"It’s hard to impeach somebody who hasn’t done anything wrong and who’s created the greatest economy in the history of our country,” said Trump.
Cohen pleaded guilty to violating campaign finance regulations in August, admitting he paid off women at Trump’s direction to keep stories of his extramarital affair from surfacing during the 2016 election.
Last month, Cohen also admitted he lied to Congress about the president’s real estate project in Russia.
Friday’s new court documents portray the president as a participant in several federal offenses. Legal experts say he could be held criminally liable for felonies including tax fraud and public disclosure crimes.
Trump attorney Rudolph W. Giuliani also declared in August that the “American people would revolt” against impeachment.
“President Trump is completely cleared,” he said. “You’d only impeach him for political reasons.”
But Democrats and committed conservatives alike have said that “it’s time to put a conspiracy theory to rest.”
Conservative writer David French wrote Monday that in less partisan times, the contacts between Russians and senior Trump officials would “generate far more bipartisan concern.

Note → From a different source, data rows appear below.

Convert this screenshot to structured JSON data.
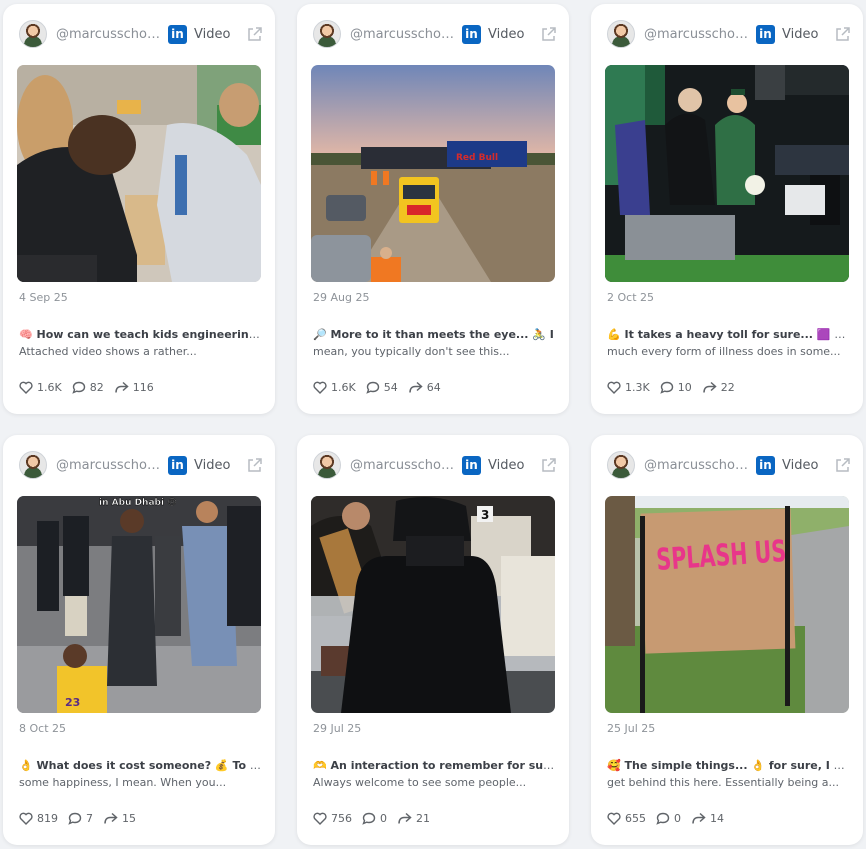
{
  "cards": [
    {
      "handle": "@marcusschol...",
      "platform": "in",
      "type_label": "Video",
      "date": "4 Sep 25",
      "caption_title": "🧠 How can we teach kids engineering? 📽",
      "caption_body": "Attached video shows a rather...",
      "likes": "1.6K",
      "comments": "82",
      "shares": "116"
    },
    {
      "handle": "@marcusschol...",
      "platform": "in",
      "type_label": "Video",
      "date": "29 Aug 25",
      "caption_title": "🔎 More to it than meets the eye... 🚴 I",
      "caption_body": "mean, you typically don't see this...",
      "likes": "1.6K",
      "comments": "54",
      "shares": "64"
    },
    {
      "handle": "@marcusschol...",
      "platform": "in",
      "type_label": "Video",
      "date": "2 Oct 25",
      "caption_title": "💪 It takes a heavy toll for sure... 🟪 pretty",
      "caption_body": "much every form of illness does in some...",
      "likes": "1.3K",
      "comments": "10",
      "shares": "22"
    },
    {
      "handle": "@marcusschol...",
      "platform": "in",
      "type_label": "Video",
      "date": "8 Oct 25",
      "caption_title": "👌 What does it cost someone? 💰 To share",
      "caption_body": "some happiness, I mean. When you...",
      "likes": "819",
      "comments": "7",
      "shares": "15"
    },
    {
      "handle": "@marcusschol...",
      "platform": "in",
      "type_label": "Video",
      "date": "29 Jul 25",
      "caption_title": "🫶 An interaction to remember for sure 👌",
      "caption_body": "Always welcome to see some people...",
      "likes": "756",
      "comments": "0",
      "shares": "21"
    },
    {
      "handle": "@marcusschol...",
      "platform": "in",
      "type_label": "Video",
      "date": "25 Jul 25",
      "caption_title": "🥰 The simple things... 👌 for sure, I can",
      "caption_body": "get behind this here. Essentially being a...",
      "likes": "655",
      "comments": "0",
      "shares": "14"
    }
  ],
  "thumb_overlays": {
    "card_1_banner": "Red Bull",
    "card_3_text": "in Abu Dhabi 😢",
    "card_4_number": "3",
    "card_5_sign": "SPLASH US"
  },
  "colors": {
    "linkedin": "#0a66c2",
    "page_bg": "#f0f2f5"
  }
}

Even now, they should at the very least demolish the worst of the pro-Trump conspiracy theories.”
Investigations — by special counsel Robert S. Mueller III and federal prosecutors in New York — are escalating.
Documents have all but named Trump as an unindicted co-conspirator who helped deceive American voters during the 2016 presidential election.
Now, with the Democrats taking control of the House, impeachment has again become a prominent topic of debate among leaders in Congress.